I was having a conversation the other day, trying to explain why “food miles” are not my main schtick, even though our group is called Seacoast Eat Local and we host an annual Eat Local Challenge that takes geography into account. And then this post from UNH’s Discovering Sustainability blog popped up, articulating all those thoughts about the complexities of carbon and the myriad of other reasons I choose to source the vast majority of my food directly from small, local farms and think others should do the same:

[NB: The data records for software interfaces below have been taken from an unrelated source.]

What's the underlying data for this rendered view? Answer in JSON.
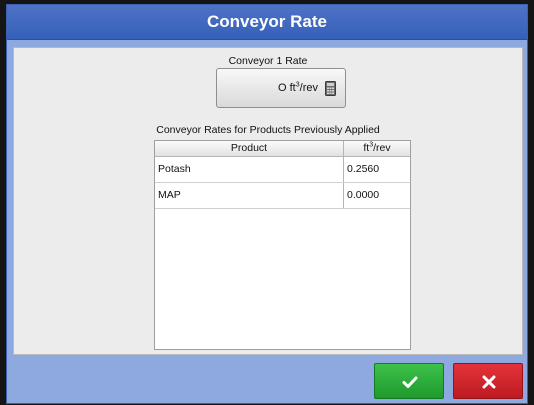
{
  "dialog": {
    "title": "Conveyor Rate"
  },
  "conveyor_rate": {
    "label": "Conveyor 1 Rate",
    "value": "O",
    "unit_prefix": "ft",
    "unit_exp": "3",
    "unit_suffix": "/rev",
    "icon": "calculator-icon"
  },
  "history": {
    "label": "Conveyor Rates for Products Previously Applied",
    "columns": {
      "product": "Product",
      "rate_prefix": "ft",
      "rate_exp": "3",
      "rate_suffix": "/rev"
    },
    "rows": [
      {
        "product": "Potash",
        "rate": "0.2560"
      },
      {
        "product": "MAP",
        "rate": "0.0000"
      }
    ]
  },
  "actions": {
    "ok_icon": "checkmark-icon",
    "cancel_icon": "x-icon",
    "ok_color": "#2bb13b",
    "cancel_color": "#d8262d"
  }
}
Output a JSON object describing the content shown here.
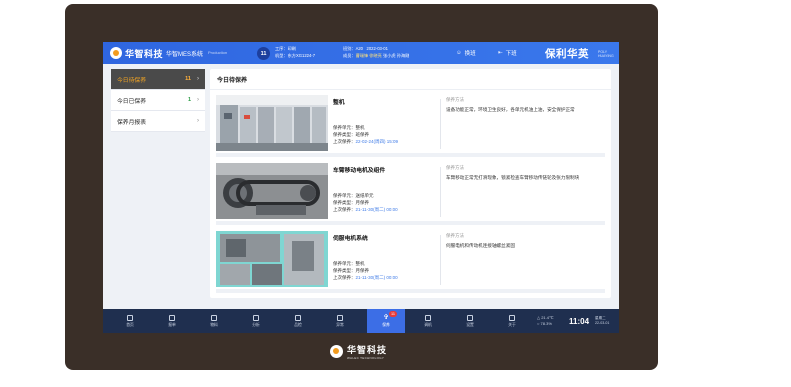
{
  "header": {
    "logo_text": "华智科技",
    "system_name": "华智MES系统",
    "system_sub": "Production",
    "shift_number": "11",
    "process_label": "工序：印刷",
    "machine_label": "机型：东方XG1224-7",
    "team_label": "班别：A20",
    "date": "2022-03-01",
    "members_prefix": "成员：",
    "members_highlight": "曹瑞锋 徐晓亮",
    "members_rest": "张小虎 孙海刚",
    "handover_label": "换班",
    "logout_label": "下班",
    "brand_right": "保利华英",
    "brand_right_sub_1": "POLY",
    "brand_right_sub_2": "HUAYING"
  },
  "sidebar": {
    "items": [
      {
        "label": "今日待保养",
        "count": "11",
        "active": true
      },
      {
        "label": "今日已保养",
        "count": "1",
        "active": false
      },
      {
        "label": "保养月报表",
        "count": "",
        "active": false
      }
    ]
  },
  "main": {
    "title": "今日待保养",
    "method_label": "保养方法",
    "cards": [
      {
        "name": "整机",
        "unit": "保养单元：整机",
        "type": "保养类型：班保养",
        "last_prefix": "上次保养：",
        "last_date": "22-02-24(周四) 15:09",
        "method": "设备功能正常，环境卫生良好，各单元机油上油，安全保护正常"
      },
      {
        "name": "车臂移动电机及组件",
        "unit": "保养单元：送纸单元",
        "type": "保养类型：月保养",
        "last_prefix": "上次保养：",
        "last_date": "21-11-30(周二) 00:00",
        "method": "车臂移动正常无打滑现象，锁紧检查车臂移动传链轮及张力限制块"
      },
      {
        "name": "伺服电机系统",
        "unit": "保养单元：整机",
        "type": "保养类型：月保养",
        "last_prefix": "上次保养：",
        "last_date": "21-11-30(周二) 00:00",
        "method": "伺服电机和传动机连接轴螺丝紧固"
      }
    ]
  },
  "bottombar": {
    "nav": [
      {
        "label": "首页",
        "icon": "home-icon"
      },
      {
        "label": "报单",
        "icon": "document-icon"
      },
      {
        "label": "物料",
        "icon": "layers-icon"
      },
      {
        "label": "分析",
        "icon": "chart-icon"
      },
      {
        "label": "品检",
        "icon": "shield-icon"
      },
      {
        "label": "异常",
        "icon": "alert-icon"
      },
      {
        "label": "保养",
        "icon": "wrench-icon",
        "badge": "11",
        "active": true
      },
      {
        "label": "调机",
        "icon": "sliders-icon"
      },
      {
        "label": "设置",
        "icon": "gear-icon"
      },
      {
        "label": "关于",
        "icon": "info-icon"
      }
    ],
    "temperature": "21.4℃",
    "humidity": "78.3%",
    "time": "11:04",
    "weekday": "星期二",
    "date": "22-03-01"
  },
  "footer": {
    "logo_text": "华智科技",
    "logo_en": "WALEC TECHNOLOGY"
  }
}
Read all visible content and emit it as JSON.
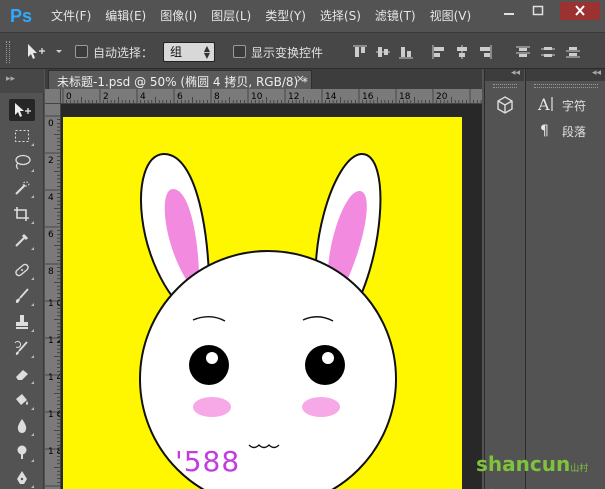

For example, buying local supports community economic development, helping communities sustain their livelihood and character. It provides access to the freshest food available, enhancing taste and reducing food waste. And it strengthens our food community, encouraging social networks and food security in our communities and regions. Not only that, but knowing where your food comes from can help you advocate for lower-carbon production methods in your community, such as reducing fertilizer usage, no-till agriculture methods, and pasture-based livestock systems.